_WHAT IS BEING ASKED_
Only lines that contain the word "List" are to be returned from the data below.

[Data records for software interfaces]
+---+
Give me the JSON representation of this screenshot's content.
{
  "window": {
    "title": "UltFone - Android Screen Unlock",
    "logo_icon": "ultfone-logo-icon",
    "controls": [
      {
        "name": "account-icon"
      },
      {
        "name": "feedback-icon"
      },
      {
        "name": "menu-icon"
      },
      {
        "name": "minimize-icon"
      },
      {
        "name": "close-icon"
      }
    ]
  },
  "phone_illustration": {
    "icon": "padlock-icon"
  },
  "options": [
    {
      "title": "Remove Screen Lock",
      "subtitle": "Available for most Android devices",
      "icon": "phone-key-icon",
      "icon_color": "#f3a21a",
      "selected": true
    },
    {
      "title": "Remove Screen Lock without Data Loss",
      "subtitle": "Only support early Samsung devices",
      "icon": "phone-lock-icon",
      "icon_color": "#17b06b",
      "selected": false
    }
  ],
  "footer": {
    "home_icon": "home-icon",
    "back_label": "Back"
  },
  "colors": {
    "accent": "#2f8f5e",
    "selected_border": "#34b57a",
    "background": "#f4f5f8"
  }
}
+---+
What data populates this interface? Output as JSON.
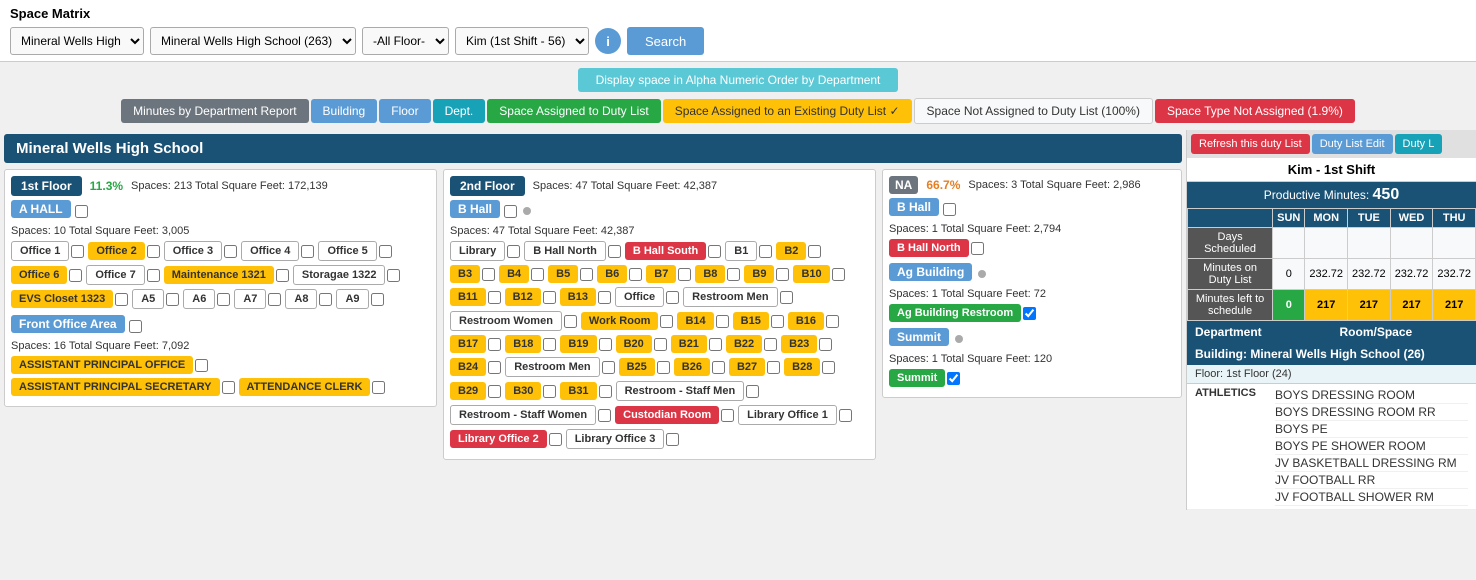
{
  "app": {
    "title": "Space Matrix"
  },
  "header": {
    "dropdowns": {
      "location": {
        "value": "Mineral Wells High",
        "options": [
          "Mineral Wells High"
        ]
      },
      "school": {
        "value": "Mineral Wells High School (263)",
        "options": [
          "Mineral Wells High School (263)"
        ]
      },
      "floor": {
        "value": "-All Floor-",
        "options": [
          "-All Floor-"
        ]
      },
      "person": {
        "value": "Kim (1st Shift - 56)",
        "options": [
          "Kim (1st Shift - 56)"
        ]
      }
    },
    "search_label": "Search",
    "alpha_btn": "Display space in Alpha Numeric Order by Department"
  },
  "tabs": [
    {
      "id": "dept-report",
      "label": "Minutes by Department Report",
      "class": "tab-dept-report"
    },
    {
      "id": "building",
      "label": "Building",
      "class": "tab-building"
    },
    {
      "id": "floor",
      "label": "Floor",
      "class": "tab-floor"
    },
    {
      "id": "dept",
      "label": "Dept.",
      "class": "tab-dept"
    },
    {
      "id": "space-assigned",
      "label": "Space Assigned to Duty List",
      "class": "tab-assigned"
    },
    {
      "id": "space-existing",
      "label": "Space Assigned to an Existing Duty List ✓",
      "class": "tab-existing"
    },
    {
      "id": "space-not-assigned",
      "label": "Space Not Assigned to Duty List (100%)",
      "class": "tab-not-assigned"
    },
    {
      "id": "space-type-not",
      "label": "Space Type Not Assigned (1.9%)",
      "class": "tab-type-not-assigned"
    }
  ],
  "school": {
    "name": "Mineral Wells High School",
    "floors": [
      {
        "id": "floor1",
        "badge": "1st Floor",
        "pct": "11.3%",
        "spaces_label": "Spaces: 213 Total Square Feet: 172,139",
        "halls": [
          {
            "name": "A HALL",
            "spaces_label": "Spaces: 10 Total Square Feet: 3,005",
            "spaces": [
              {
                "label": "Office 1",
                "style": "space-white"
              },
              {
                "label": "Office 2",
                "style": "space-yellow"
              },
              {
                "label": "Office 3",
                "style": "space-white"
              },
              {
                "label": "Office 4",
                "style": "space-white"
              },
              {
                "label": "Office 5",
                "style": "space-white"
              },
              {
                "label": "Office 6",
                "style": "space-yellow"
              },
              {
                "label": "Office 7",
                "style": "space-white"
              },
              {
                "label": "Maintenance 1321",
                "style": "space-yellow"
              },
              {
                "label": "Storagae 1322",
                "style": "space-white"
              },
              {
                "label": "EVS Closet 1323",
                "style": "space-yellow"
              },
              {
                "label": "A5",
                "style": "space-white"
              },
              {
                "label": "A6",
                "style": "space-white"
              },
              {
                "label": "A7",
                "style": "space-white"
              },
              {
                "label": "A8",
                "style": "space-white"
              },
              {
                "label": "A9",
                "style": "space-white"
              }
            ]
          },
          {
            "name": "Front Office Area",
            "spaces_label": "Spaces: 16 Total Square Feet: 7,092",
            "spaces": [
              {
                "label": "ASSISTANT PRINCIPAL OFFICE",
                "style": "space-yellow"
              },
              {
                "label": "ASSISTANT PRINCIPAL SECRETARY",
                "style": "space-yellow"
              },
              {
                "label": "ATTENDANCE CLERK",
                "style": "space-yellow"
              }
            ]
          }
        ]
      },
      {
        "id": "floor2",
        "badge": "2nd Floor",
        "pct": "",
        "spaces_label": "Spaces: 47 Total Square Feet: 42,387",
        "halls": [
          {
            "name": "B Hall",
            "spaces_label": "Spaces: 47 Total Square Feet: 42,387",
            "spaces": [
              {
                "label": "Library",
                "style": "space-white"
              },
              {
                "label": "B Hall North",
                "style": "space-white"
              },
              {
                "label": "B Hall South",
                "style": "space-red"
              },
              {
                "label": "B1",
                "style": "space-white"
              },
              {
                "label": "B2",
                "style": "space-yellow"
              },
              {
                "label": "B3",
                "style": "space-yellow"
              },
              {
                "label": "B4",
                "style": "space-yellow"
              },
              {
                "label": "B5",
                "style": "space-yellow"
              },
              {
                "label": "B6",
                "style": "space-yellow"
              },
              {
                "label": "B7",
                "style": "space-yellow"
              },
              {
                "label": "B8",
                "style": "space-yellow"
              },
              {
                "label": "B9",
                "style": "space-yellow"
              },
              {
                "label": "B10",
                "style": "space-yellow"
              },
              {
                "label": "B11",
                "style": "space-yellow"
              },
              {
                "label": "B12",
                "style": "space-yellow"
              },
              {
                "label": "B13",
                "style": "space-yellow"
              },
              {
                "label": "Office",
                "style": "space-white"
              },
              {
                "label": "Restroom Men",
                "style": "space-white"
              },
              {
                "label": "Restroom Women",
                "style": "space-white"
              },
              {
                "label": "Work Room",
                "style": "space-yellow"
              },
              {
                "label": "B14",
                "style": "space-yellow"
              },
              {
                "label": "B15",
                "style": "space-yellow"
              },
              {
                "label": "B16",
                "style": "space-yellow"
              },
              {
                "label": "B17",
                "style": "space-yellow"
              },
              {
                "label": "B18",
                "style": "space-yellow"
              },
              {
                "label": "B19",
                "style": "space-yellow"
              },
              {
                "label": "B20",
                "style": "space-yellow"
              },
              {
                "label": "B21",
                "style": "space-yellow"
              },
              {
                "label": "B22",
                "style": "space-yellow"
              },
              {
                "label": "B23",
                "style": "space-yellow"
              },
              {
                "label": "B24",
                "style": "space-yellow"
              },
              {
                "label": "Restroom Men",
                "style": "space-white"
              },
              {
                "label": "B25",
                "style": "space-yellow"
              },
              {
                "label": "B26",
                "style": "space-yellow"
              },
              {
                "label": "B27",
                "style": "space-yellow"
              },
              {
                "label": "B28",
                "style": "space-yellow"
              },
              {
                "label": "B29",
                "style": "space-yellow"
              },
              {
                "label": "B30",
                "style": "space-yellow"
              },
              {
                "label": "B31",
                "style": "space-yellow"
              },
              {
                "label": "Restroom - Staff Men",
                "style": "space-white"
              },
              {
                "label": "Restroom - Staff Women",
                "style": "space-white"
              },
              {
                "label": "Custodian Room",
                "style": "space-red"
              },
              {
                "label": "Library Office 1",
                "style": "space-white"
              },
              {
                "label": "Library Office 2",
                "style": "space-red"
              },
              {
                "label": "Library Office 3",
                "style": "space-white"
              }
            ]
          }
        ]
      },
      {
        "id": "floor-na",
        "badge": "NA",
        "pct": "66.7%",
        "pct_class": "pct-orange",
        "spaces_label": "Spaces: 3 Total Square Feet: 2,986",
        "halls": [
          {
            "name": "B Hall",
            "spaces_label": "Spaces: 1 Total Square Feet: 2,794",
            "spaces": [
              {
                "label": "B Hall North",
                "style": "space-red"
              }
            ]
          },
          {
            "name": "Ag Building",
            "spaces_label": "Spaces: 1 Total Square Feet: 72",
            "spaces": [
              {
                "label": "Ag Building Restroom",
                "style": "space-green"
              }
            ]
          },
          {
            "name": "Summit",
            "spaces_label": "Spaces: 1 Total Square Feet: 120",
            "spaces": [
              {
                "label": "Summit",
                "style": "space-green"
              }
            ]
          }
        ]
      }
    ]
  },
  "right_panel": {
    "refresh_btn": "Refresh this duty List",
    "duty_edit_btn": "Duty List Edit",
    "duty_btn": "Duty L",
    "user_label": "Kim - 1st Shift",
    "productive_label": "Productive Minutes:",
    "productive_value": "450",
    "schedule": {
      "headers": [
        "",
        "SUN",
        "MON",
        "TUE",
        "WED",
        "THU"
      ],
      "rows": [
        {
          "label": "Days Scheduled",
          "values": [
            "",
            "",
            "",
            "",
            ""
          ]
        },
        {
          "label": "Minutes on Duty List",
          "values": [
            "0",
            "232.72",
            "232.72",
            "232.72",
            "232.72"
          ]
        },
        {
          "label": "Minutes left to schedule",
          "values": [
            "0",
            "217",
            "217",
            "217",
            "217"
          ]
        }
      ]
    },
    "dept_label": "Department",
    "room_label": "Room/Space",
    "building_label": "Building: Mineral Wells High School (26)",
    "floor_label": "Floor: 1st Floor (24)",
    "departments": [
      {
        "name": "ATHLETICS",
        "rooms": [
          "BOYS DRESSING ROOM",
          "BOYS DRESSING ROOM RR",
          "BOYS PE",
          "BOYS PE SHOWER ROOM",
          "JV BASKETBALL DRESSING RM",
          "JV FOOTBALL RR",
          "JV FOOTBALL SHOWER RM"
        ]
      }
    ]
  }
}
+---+
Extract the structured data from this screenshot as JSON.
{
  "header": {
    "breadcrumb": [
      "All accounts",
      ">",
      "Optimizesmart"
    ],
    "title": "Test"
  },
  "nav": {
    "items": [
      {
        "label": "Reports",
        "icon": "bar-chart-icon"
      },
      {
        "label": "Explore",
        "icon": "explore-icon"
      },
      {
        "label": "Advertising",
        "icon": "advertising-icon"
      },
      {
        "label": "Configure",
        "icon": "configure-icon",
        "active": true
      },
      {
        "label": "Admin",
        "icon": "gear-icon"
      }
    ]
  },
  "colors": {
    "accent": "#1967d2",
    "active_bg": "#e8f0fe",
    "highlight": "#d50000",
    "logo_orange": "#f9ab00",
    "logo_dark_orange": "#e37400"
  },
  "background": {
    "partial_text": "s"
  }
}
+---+
_THE COMPLETED TASK_
      "label": "Space Assigned to Duty List",
      "label": "Space Assigned to an Existing Duty List ✓",
      "label": "Space Not Assigned to Duty List (100%)",
    "refresh_btn": "Refresh this duty List",
    "duty_edit_btn": "Duty List Edit",
          "label": "Minutes on Duty List",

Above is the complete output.